  • National Environmental Policy Act cases,
  • common law nuisance suits, and
  • industry challenges to state greenhouse gas regulations.

(For anyone interested, the report is both concise and accessible — though that’s just shameless advertising, since I wrote it.)

Today I’d like to discuss the second category: cases under the National Environmental Policy Act. As you may know, everything in environmental law has an acronym, sometimes making environmental lawyers unintelligible to the uninitiated. This Act goes by the relatively simple handle NEPA.

NEPA is one of our nation’s oldest environmental laws, requiring the federal government to analyze and disclose the environmental impacts of its actions. The law is animated by the philosophy that more information will lead to better decisions.

Environmentalists have challenged decision-making processes in which the government fails to analyze the potential contributions its actions may have to global warming.
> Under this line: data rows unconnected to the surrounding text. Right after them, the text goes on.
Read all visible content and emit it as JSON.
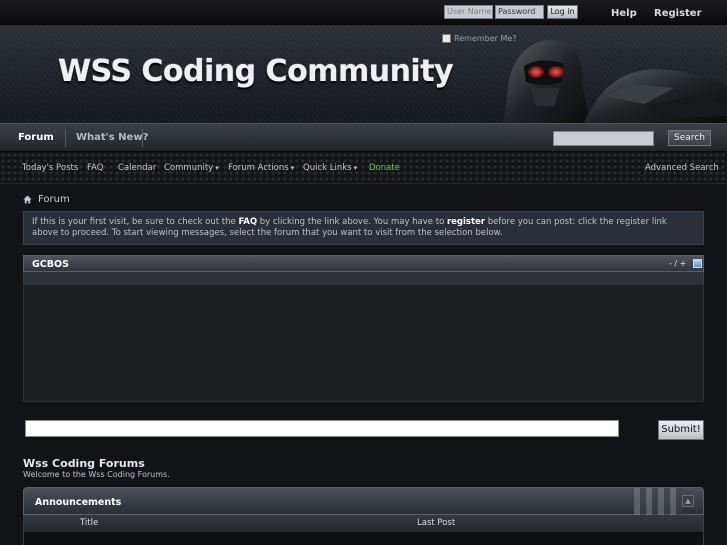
{
  "topbar": {
    "username_placeholder": "User Name",
    "password_placeholder": "Password",
    "login_label": "Log in",
    "help_label": "Help",
    "register_label": "Register"
  },
  "header": {
    "remember_label": "Remember Me?",
    "logo_text": "WSS Coding Community"
  },
  "navbar": {
    "tabs": [
      {
        "label": "Forum",
        "active": true
      },
      {
        "label": "What's New?",
        "active": false
      }
    ],
    "search_label": "Search"
  },
  "subnav": {
    "items": [
      {
        "label": "Today's Posts"
      },
      {
        "label": "FAQ"
      },
      {
        "label": "Calendar"
      },
      {
        "label": "Community"
      },
      {
        "label": "Forum Actions"
      },
      {
        "label": "Quick Links"
      },
      {
        "label": "Donate"
      }
    ],
    "caret": "▾",
    "advanced_search_label": "Advanced Search"
  },
  "breadcrumb": {
    "label": "Forum"
  },
  "notice": {
    "part1": "If this is your first visit, be sure to check out the ",
    "faq": "FAQ",
    "part2": " by clicking the link above. You may have to ",
    "register": "register",
    "part3": " before you can post: click the register link above to proceed. To start viewing messages, select the forum that you want to visit from the selection below."
  },
  "chatbox": {
    "title": "GCBOS",
    "controls": "- / +",
    "submit_label": "Submit!"
  },
  "forum": {
    "title": "Wss Coding Forums",
    "description": "Welcome to the Wss Coding Forums."
  },
  "announcements": {
    "title": "Announcements",
    "col_title": "Title",
    "col_last_post": "Last Post"
  },
  "colors": {
    "donate": "#58d13b",
    "accent_blue": "#5a8ec2"
  }
}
These cases have led to several victories.

In one case, a federal court ordered the Department of Energy to examine the amount of greenhouse gases a new power plant in Mexico, designed primarily to export power to the U.S., would produce. The DOE had given the plant a right-of-way for a transmission line to connect to the U.S. electrical grid.
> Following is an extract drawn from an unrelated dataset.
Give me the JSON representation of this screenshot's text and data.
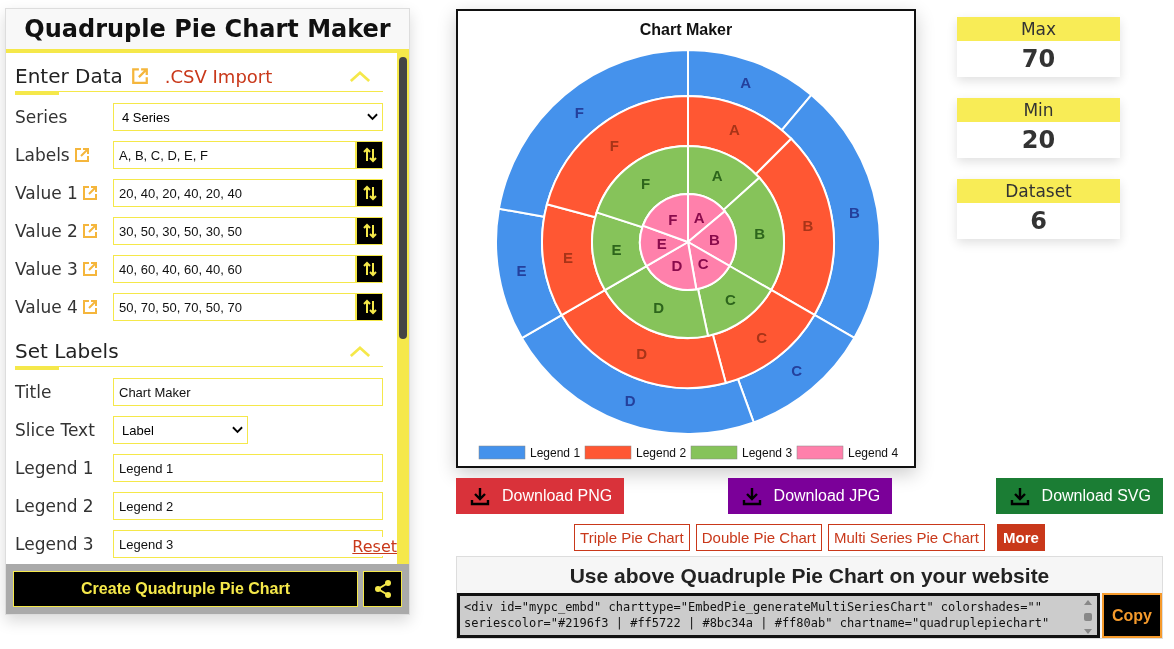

In a second case, a federal court intervened when the Surface Transportation Board authorized a rail extension to allow trains to carry coal from mines in the Powder River Basin to power plants in the Midwest. The court ordered the STB to analyze the amount of greenhouse gases likely to be released by the combustion of coal carried over the new line.

Unfortunately, these may be largely symbolic victories. The federal agencies involved completed bare-bones environmental reviews that essentially found no significant global warming impact because their projects would account for only a miniscule percentage of total global emissions. Such an analysis pays only lip service to NEPA and fails to provide the public with real information about the way the federal government is making global warming worse.

A recent lawsuit brought by NRDC suggests another (and perhaps more promising) way NEPA may shape the global warming debate. The lawsuit, filed under a California counterpart to NEPA, targets the approval of a development in the San Joaquin delta that includes the construction of levees for flood control. NRDC argues that a rise in sea level expected from global warming will significantly increase the environmental impacts of the project. The government conducted its analysis based on current conditions.

A victory for NRDC could have profound impact, forcing the government to study the changes global warming may make to our local communities. This will highlight the tradeoffs inherent in our current climate non-policy.

The theory behind the NRDC case could be applied broadly. For instance, development in the west could cause more harm to rivers and streams as snowpack decreases and water become scarcer. A second example: Fragmentation of ecosystems near the current home of an endangered species could prevent that species from migrating as global warming transforms habitat.

NEPA is a natural ally for environmentalists hoping to change the way we approach global warming. It’s founded on the notion that real information can make a difference. Today, global warming can seem abstract. Environmental review under NEPA may provide a means of making it concrete.